Kent Law Clinic at the University of Kent is a partnership between students, academics, and local solicitors and barristers. It provides legal advice for local people who can't afford to pay for it, and gives Kent’s law students valuable direct experience of legal practice.
The Extended Medical Degree Programme at King's College London started in 2001, and gives pupils from non-selective state schools the opportunity to study medicine on A-level grades which may have not traditionally have enabled them to do so.
Professor Sir Ian Diamond, Principal and Vice-Chancellor of the University of Aberdeen, tells young people why they should go to university. He highlights the intellectual and employment skills that higher education brings, and the opportunities to grow as a person.
Mike Hill, Chief Executive of the Higher Education Careers Services Unit and Prospects, speaks about the importance of university graduates choosing to live and work in the area where they studied.
Professor Julie Lydon, Vice-Chancellor of the University of South Wales, explains how her university is part of the cultural fabric of the region. Universities put on events and provide venues and facilities that often cannot be found elsewhere in the area.
Professor Robert Allison, Vice-Chancellor and President of Loughborough University, disusses the impact of the university on the local economy, as the biggest employer in the East Midlands, and on local people through its partnerships in the area.
Professor Sir Pete Downes, Principal and Vice-Chancellor of the University of Dundee, on reaching out to the least advantaged people in the local area so they have the chance to benefit from going to university.

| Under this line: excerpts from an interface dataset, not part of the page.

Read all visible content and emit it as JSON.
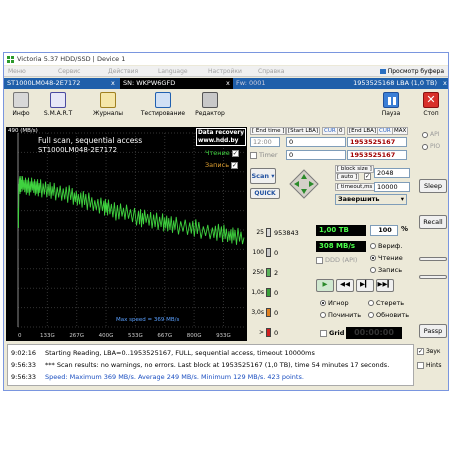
{
  "window": {
    "title": "Victoria 5.37 HDD/SSD | Device 1"
  },
  "menu": {
    "items": [
      "Меню",
      "Сервис",
      "Действия",
      "Language",
      "Настройки",
      "Справка"
    ],
    "buffer_view": "Просмотр буфера"
  },
  "drive": {
    "model": "ST1000LM048-2E7172",
    "close1": "x",
    "serial": "SN: WKPW6GFD",
    "close2": "x",
    "firmware": "Fw: 0001",
    "capacity": "1953525168 LBA (1,0 TB)",
    "close3": "x"
  },
  "toolbar": {
    "info": "Инфо",
    "smart": "S.M.A.R.T",
    "journals": "Журналы",
    "testing": "Тестирование",
    "editor": "Редактор",
    "pause": "Пауза",
    "stop": "Стоп"
  },
  "graph": {
    "ymax_label": "490 (MB/s)",
    "title_line1": "Full scan, sequential access",
    "title_line2": "ST1000LM048-2E7172",
    "datarecovery_line1": "Data recovery",
    "datarecovery_line2": "www.hdd.by",
    "read_label": "Чтение",
    "write_label": "Запись",
    "max_speed": "Max speed = 369 MB/s",
    "x_labels": [
      "0",
      "133G",
      "267G",
      "400G",
      "533G",
      "667G",
      "800G",
      "933G"
    ],
    "y_labels": [
      "490",
      "",
      "",
      "",
      "",
      "",
      "",
      "",
      "",
      "",
      ""
    ]
  },
  "chart_data": {
    "type": "line",
    "title": "Full scan, sequential access",
    "ylabel": "MB/s",
    "ylim": [
      0,
      490
    ],
    "xlim": [
      0,
      1000
    ],
    "x_unit": "GB",
    "series": [
      {
        "name": "Чтение",
        "color": "#3fd23f",
        "x": [
          0,
          2,
          4,
          10,
          20,
          40,
          60,
          80,
          100,
          133,
          160,
          200,
          240,
          267,
          300,
          340,
          380,
          400,
          440,
          480,
          533,
          560,
          600,
          640,
          667,
          700,
          760,
          800,
          860,
          900,
          933,
          960,
          1000
        ],
        "y": [
          300,
          250,
          360,
          360,
          358,
          357,
          355,
          354,
          352,
          348,
          344,
          338,
          332,
          325,
          318,
          310,
          302,
          298,
          292,
          286,
          278,
          274,
          270,
          266,
          262,
          258,
          252,
          246,
          240,
          236,
          232,
          228,
          226
        ]
      }
    ]
  },
  "lba": {
    "end_time_label": "[ End time ]",
    "start_lba_label": "[Start LBA]",
    "cur_label": "CUR",
    "zero_label": "0",
    "end_lba_label": "[End LBA]",
    "cur2_label": "CUR",
    "max_label": "MAX",
    "time_value": "12:00",
    "start_value": "0",
    "end_value": "1953525167",
    "timer_label": "Timer",
    "timer_value": "0",
    "end2_value": "1953525167",
    "block_size_label": "[ block size ]",
    "auto_label": "[ auto ]",
    "block_size_value": "2048",
    "timeout_label": "[ timeout,ms ]",
    "timeout_value": "10000",
    "scan_button": "Scan",
    "quick_button": "QUICK",
    "finish_select": "Завершить"
  },
  "api": {
    "api_label": "API",
    "pio_label": "PIO"
  },
  "side_buttons": {
    "sleep": "Sleep",
    "recall": "Recall",
    "passp": "Passp"
  },
  "stats": {
    "capacity_display": "1,00 TB",
    "percent": "100",
    "percent_sign": "%",
    "speed": "308 MB/s",
    "verify": "Вериф.",
    "read": "Чтение",
    "write": "Запись",
    "ddd": "DDD (API)",
    "rows": [
      {
        "label": "25",
        "count": "953843",
        "color": "#d8d8d8"
      },
      {
        "label": "100",
        "count": "0",
        "color": "#c8c8c8"
      },
      {
        "label": "250",
        "count": "2",
        "color": "#5ab25a"
      },
      {
        "label": "1,0s",
        "count": "0",
        "color": "#3aa03a"
      },
      {
        "label": "3,0s",
        "count": "0",
        "color": "#e08020"
      },
      {
        "label": ">",
        "count": "0",
        "color": "#d02020"
      },
      {
        "label": "Err",
        "count": "0",
        "color": "#2050c0"
      }
    ],
    "ignore": "Игнор",
    "erase": "Стереть",
    "repair": "Починить",
    "refresh": "Обновить",
    "grid": "Grid",
    "timer_display": "00:00:00"
  },
  "log": {
    "rows": [
      {
        "time": "9:02:16",
        "text": "Starting Reading, LBA=0..1953525167, FULL, sequential access, timeout 10000ms"
      },
      {
        "time": "9:56:33",
        "text": "*** Scan results: no warnings, no errors. Last block at 1953525167 (1,0 TB), time 54 minutes 17 seconds."
      },
      {
        "time": "9:56:33",
        "text": "Speed: Maximum 369 MB/s. Average 249 MB/s. Minimum 129 MB/s. 423 points."
      }
    ],
    "sound_label": "Звук",
    "hints_label": "Hints"
  }
}
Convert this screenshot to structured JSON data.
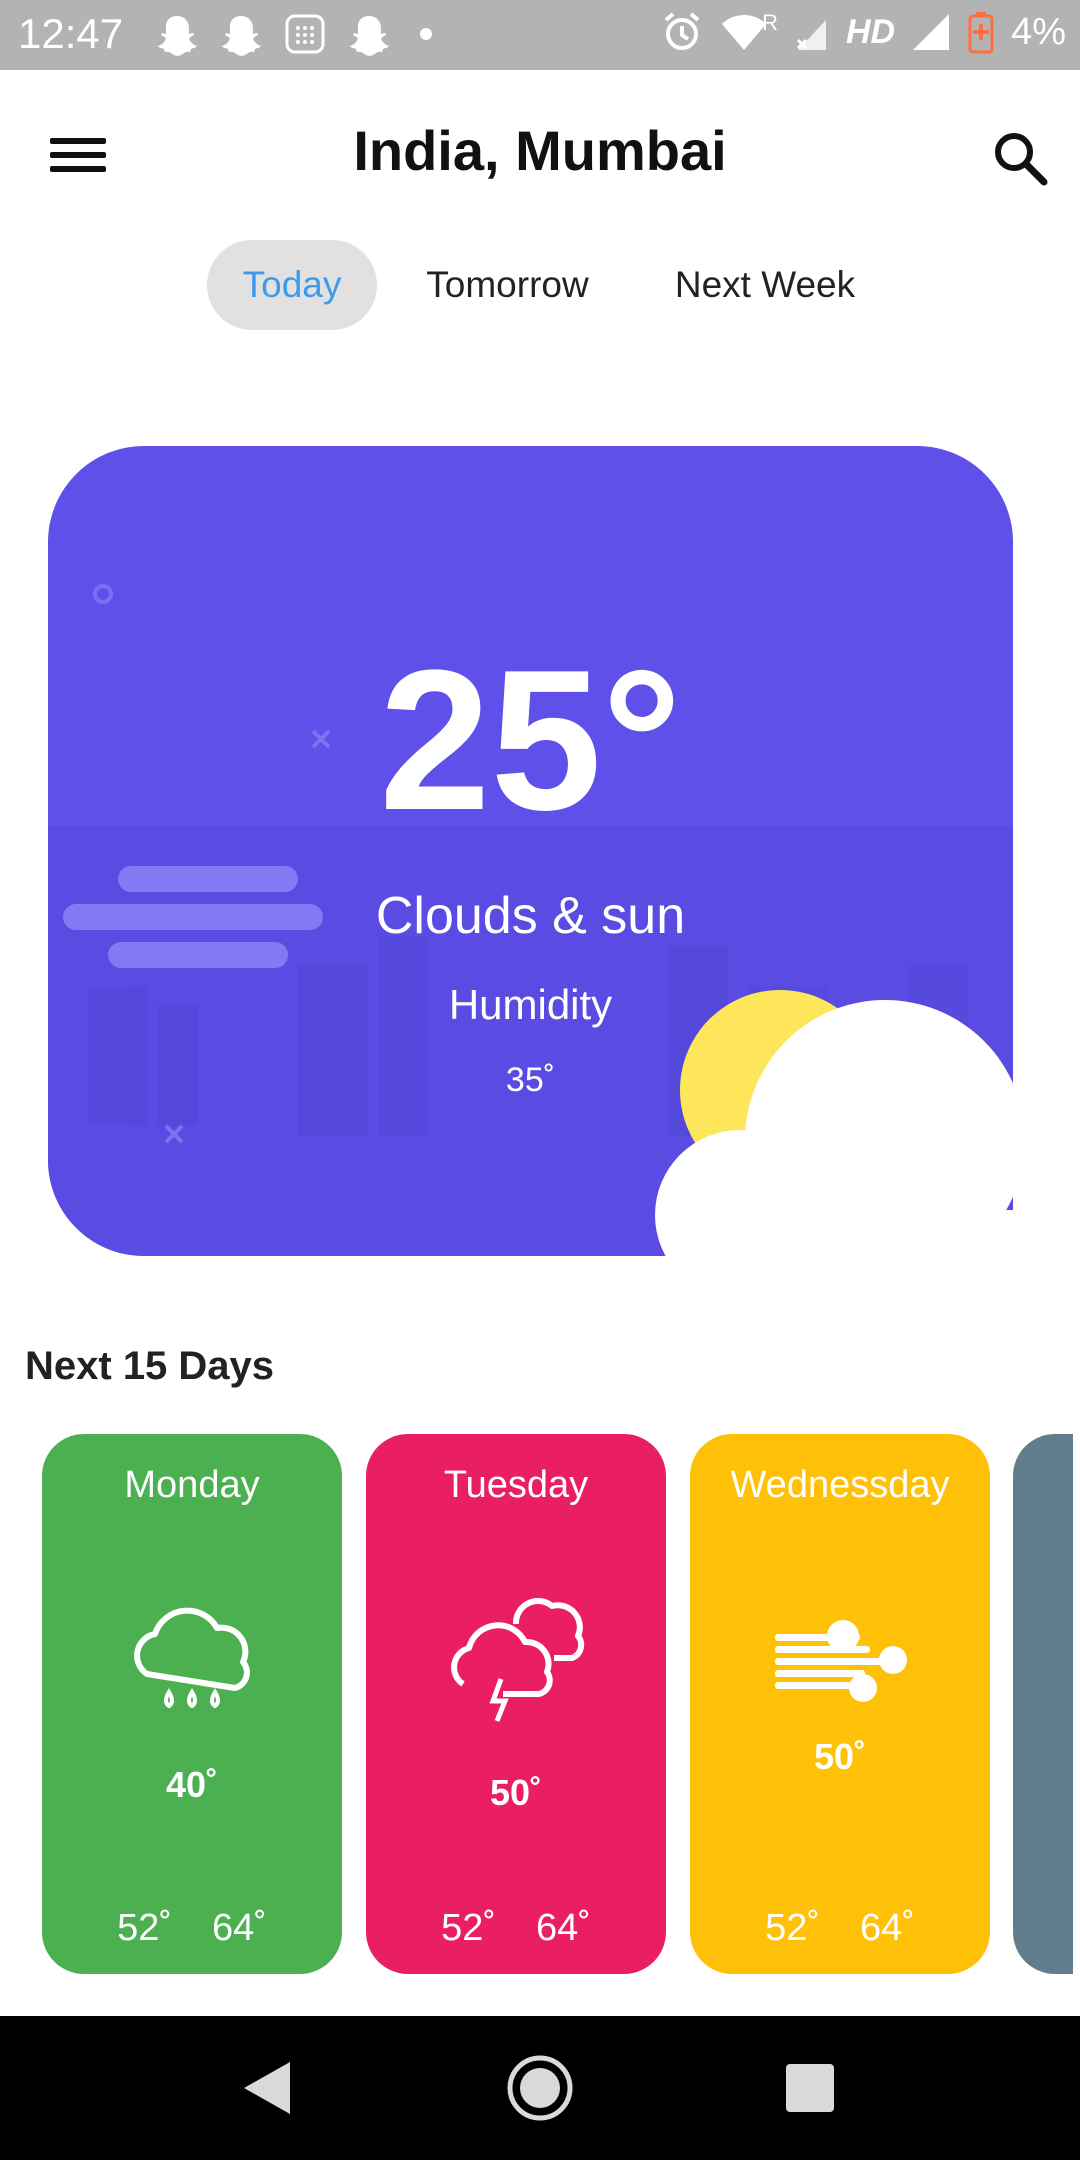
{
  "status_bar": {
    "time": "12:47",
    "network_label": "HD",
    "battery_text": "4%",
    "roaming": "R"
  },
  "header": {
    "title": "India, Mumbai"
  },
  "tabs": [
    {
      "label": "Today",
      "active": true
    },
    {
      "label": "Tomorrow",
      "active": false
    },
    {
      "label": "Next Week",
      "active": false
    }
  ],
  "current": {
    "temperature": "25°",
    "condition": "Clouds & sun",
    "humidity_label": "Humidity",
    "humidity_value": "35˚"
  },
  "forecast": {
    "section_title": "Next 15 Days",
    "days": [
      {
        "name": "Monday",
        "temp": "40˚",
        "low": "52˚",
        "high": "64˚",
        "icon": "rain-cloud-icon",
        "color": "#4caf50"
      },
      {
        "name": "Tuesday",
        "temp": "50˚",
        "low": "52˚",
        "high": "64˚",
        "icon": "thunder-cloud-icon",
        "color": "#e91e63"
      },
      {
        "name": "Wednessday",
        "temp": "50˚",
        "low": "52˚",
        "high": "64˚",
        "icon": "wind-icon",
        "color": "#ffc107"
      }
    ],
    "partial_card_color": "#607d8b"
  },
  "colors": {
    "hero_bg": "#5e50e8",
    "tab_active_text": "#3d9be9",
    "status_bar": "#b3b3b3"
  }
}
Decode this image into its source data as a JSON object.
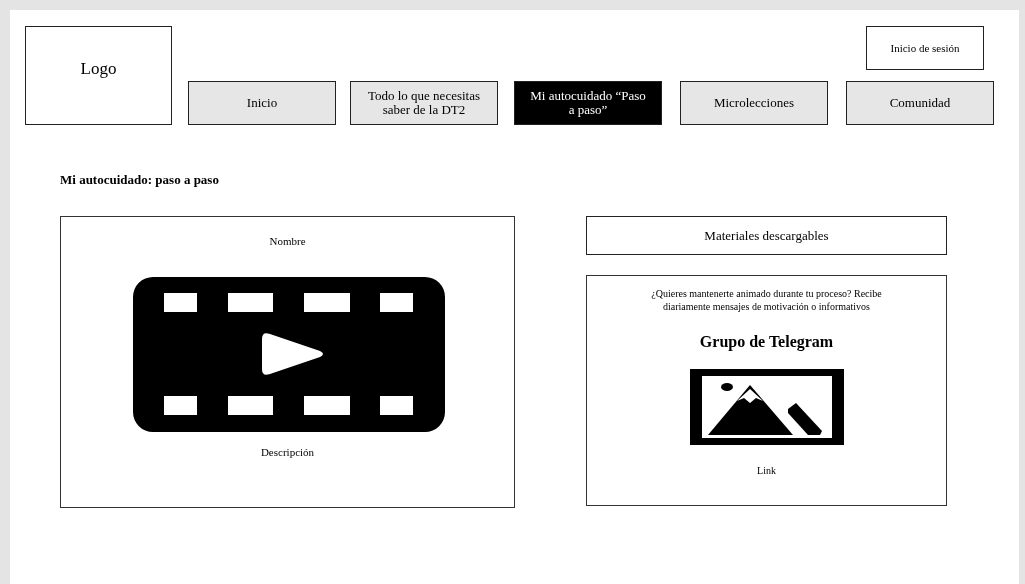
{
  "logo": {
    "label": "Logo"
  },
  "login_button": {
    "label": "Inicio de sesión"
  },
  "nav": [
    {
      "label": "Inicio",
      "selected": false
    },
    {
      "label": "Todo lo que necesitas saber de la DT2",
      "selected": false
    },
    {
      "label": "Mi autocuidado “Paso a paso”",
      "selected": true
    },
    {
      "label": "Microlecciones",
      "selected": false
    },
    {
      "label": "Comunidad",
      "selected": false
    }
  ],
  "heading": "Mi autocuidado: paso a paso",
  "video_card": {
    "name": "Nombre",
    "description": "Descripción"
  },
  "downloads_button": {
    "label": "Materiales descargables"
  },
  "telegram_card": {
    "text": "¿Quieres mantenerte animado durante tu proceso? Recibe diariamente mensajes de motivación o informativos",
    "title": "Grupo de Telegram",
    "link": "Link"
  }
}
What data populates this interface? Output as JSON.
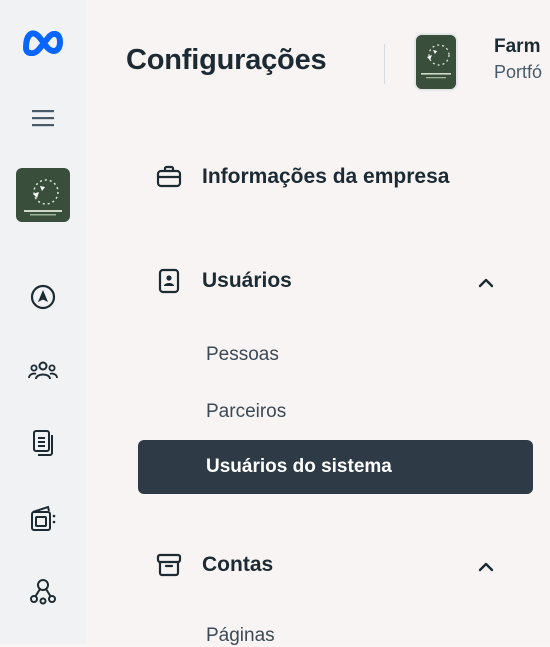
{
  "rail": {
    "items": [
      {
        "icon": "meta-logo-icon"
      },
      {
        "icon": "menu-icon"
      },
      {
        "icon": "business-avatar"
      },
      {
        "icon": "navigation-icon"
      },
      {
        "icon": "people-group-icon"
      },
      {
        "icon": "document-stack-icon"
      },
      {
        "icon": "storefront-icon"
      },
      {
        "icon": "integrations-icon"
      }
    ]
  },
  "header": {
    "title": "Configurações",
    "business_name": "Farm",
    "business_sub": "Portfó"
  },
  "nav": {
    "business_info": "Informações da empresa",
    "users": {
      "label": "Usuários",
      "items": [
        "Pessoas",
        "Parceiros",
        "Usuários do sistema"
      ]
    },
    "accounts": {
      "label": "Contas",
      "items": [
        "Páginas"
      ]
    }
  },
  "colors": {
    "active_bg": "#2e3b46",
    "meta_blue": "#0866ff",
    "text": "#1c2b33"
  }
}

Bill Rammell, Vice-Chancellor and Chief Executive of the University of Hertfordshire, tells young people what they will get out of going to university: better job prospects, higher lifetime earnings, valuable personal connections and a chance to broaden their horizons.
Conrad Bird, Director of the GREAT Britain campaign, sets out the role of universities as magnets for global talent, investment and influence. Their reputation for excellence attracts international students, boosting the UK economy in the process.
Professor Paul O'Prey, Vice-Chancellor of the University of Roehampton, reflects on the difference going to university made to his life. For him, it was about being the best he could be: to develop his skills, his confidence and the way he thought about the world.
Baroness Valerie Amos, Director of SOAS, University of London, stresses the importance of universities forging links with their local communities. It is vital that they show local people that they are making a positive difference to their area and are inclusive, not elitist.